### [What the task asks]
Scan the material for the word "this" and copy each line where it occurs.

### [Records provided]

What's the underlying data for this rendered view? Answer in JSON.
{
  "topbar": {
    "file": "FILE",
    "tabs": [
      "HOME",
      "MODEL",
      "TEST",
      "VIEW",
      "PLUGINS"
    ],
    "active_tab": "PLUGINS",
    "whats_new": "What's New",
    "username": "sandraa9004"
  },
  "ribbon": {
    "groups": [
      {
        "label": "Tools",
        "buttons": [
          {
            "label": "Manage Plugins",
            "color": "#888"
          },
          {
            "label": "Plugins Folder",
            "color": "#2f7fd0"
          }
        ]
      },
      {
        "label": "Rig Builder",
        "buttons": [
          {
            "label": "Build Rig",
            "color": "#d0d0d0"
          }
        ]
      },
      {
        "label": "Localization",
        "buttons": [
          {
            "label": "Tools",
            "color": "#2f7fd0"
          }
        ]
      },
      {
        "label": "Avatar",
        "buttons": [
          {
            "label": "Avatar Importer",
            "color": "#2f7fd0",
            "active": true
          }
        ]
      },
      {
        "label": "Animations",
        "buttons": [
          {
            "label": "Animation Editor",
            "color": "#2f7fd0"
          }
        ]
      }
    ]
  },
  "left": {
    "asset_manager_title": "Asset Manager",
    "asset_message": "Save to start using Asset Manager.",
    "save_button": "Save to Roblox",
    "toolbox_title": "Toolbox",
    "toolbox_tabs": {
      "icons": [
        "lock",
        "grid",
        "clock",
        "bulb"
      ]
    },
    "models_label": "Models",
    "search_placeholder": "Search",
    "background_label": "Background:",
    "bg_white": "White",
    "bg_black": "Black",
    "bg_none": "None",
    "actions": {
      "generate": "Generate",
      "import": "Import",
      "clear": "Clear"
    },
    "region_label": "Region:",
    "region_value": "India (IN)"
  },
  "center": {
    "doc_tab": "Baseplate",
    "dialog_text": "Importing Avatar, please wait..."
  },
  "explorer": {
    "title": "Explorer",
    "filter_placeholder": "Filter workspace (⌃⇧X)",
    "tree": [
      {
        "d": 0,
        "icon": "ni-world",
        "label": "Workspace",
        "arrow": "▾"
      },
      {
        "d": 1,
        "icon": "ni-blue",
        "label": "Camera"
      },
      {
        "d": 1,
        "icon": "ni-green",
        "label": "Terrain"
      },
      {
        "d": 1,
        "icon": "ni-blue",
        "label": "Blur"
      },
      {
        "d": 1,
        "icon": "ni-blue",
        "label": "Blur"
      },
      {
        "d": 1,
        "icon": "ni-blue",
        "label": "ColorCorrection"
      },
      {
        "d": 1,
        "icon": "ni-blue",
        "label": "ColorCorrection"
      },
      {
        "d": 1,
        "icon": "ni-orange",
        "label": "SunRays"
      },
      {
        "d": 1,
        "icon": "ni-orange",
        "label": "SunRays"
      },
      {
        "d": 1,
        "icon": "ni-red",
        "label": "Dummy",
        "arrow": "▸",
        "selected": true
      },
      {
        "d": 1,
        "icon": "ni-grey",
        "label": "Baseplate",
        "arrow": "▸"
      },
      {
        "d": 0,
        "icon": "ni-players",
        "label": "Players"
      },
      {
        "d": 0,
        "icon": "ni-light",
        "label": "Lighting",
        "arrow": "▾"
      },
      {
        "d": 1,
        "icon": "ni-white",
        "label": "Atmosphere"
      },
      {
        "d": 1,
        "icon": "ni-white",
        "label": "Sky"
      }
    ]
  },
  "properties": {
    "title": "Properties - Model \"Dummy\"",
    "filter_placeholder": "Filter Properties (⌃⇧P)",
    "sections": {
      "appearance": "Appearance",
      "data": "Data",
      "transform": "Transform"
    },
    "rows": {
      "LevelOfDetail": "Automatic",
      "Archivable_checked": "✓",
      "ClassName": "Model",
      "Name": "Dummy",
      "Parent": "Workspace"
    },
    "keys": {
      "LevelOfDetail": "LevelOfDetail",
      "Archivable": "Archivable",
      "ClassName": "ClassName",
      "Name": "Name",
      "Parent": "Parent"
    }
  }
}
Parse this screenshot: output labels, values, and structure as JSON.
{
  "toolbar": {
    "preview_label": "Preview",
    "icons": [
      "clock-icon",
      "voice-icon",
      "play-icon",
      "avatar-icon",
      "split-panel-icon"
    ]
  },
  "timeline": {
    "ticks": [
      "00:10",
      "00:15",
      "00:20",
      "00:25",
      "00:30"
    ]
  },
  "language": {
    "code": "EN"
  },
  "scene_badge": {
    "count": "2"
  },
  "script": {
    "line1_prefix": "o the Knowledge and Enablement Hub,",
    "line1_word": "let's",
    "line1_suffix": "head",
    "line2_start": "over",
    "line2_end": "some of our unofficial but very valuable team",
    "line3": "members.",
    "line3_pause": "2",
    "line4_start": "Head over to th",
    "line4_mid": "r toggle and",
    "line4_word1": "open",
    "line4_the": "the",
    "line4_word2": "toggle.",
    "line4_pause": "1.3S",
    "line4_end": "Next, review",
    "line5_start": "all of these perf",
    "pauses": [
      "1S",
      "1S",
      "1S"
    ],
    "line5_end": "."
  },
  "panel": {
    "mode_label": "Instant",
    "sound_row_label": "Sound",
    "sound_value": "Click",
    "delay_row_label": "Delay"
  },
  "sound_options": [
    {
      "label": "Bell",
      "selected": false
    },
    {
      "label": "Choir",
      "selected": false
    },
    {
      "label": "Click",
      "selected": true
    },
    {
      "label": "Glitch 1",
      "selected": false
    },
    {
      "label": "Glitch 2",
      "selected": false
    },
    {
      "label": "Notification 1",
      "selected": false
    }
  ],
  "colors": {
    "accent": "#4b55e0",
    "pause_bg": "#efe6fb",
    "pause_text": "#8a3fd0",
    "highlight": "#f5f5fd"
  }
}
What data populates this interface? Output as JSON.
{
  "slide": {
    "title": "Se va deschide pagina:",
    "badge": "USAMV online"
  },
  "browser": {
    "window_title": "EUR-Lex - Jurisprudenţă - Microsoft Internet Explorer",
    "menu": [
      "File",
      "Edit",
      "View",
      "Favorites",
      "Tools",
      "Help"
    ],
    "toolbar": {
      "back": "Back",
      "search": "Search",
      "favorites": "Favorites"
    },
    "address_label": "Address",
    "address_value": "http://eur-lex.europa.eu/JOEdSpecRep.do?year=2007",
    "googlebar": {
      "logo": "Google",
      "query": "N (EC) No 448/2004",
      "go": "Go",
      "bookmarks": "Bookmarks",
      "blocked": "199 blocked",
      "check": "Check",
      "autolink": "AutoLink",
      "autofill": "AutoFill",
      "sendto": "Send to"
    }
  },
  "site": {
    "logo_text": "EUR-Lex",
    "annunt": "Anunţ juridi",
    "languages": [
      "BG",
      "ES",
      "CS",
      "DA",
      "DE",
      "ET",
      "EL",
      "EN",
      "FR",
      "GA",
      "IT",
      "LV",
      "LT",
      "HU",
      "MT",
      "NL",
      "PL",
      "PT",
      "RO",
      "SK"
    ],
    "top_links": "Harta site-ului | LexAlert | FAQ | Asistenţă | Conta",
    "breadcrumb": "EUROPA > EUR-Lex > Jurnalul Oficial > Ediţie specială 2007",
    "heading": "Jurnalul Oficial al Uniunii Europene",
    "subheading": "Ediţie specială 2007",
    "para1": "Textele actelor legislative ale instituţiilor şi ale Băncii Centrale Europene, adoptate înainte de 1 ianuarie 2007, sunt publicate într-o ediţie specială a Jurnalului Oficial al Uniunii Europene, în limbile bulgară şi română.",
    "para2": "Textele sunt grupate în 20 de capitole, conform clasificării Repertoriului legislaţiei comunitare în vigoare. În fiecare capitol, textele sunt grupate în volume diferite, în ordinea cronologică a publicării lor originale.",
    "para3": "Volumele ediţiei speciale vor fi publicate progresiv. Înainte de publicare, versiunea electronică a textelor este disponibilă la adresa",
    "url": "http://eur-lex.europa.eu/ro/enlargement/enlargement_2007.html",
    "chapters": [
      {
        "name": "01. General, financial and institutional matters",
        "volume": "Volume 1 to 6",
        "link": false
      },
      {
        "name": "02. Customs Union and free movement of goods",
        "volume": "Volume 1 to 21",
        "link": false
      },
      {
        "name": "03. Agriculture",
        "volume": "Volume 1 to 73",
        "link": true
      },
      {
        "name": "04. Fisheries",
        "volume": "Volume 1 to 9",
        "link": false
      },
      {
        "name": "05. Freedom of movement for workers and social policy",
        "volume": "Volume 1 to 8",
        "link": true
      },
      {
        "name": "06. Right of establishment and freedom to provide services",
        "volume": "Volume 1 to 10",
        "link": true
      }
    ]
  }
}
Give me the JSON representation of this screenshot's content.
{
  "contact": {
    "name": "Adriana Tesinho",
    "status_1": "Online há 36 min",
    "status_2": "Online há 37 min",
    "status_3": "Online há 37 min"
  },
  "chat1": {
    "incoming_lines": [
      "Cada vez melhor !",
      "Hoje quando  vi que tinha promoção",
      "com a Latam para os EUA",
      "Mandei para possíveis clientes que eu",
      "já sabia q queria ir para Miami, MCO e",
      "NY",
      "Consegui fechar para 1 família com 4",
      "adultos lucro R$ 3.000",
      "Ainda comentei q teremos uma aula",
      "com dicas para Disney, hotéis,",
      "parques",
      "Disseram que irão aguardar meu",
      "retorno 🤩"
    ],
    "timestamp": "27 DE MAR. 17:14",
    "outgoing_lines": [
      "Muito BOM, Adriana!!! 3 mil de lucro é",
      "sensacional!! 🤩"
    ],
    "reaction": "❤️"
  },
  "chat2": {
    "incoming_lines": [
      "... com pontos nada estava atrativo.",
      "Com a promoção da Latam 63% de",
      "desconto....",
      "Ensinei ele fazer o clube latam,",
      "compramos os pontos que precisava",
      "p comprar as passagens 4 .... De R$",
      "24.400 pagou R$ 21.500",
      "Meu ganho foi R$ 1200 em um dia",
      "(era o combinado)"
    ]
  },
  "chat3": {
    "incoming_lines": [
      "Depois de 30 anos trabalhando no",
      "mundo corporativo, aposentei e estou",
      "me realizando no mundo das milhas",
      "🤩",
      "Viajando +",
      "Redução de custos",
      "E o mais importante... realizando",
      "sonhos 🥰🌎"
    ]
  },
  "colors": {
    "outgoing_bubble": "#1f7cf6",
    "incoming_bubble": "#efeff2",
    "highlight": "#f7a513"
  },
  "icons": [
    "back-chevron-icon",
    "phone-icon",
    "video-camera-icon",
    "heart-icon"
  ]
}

### [Output of the exercise]
What's the underlying data for this rendered view? Answer in JSON.
Parse this screenshot: output labels, values, and structure as JSON.
What data populates this interface? Output as JSON.
Give me the JSON representation of this screenshot's content.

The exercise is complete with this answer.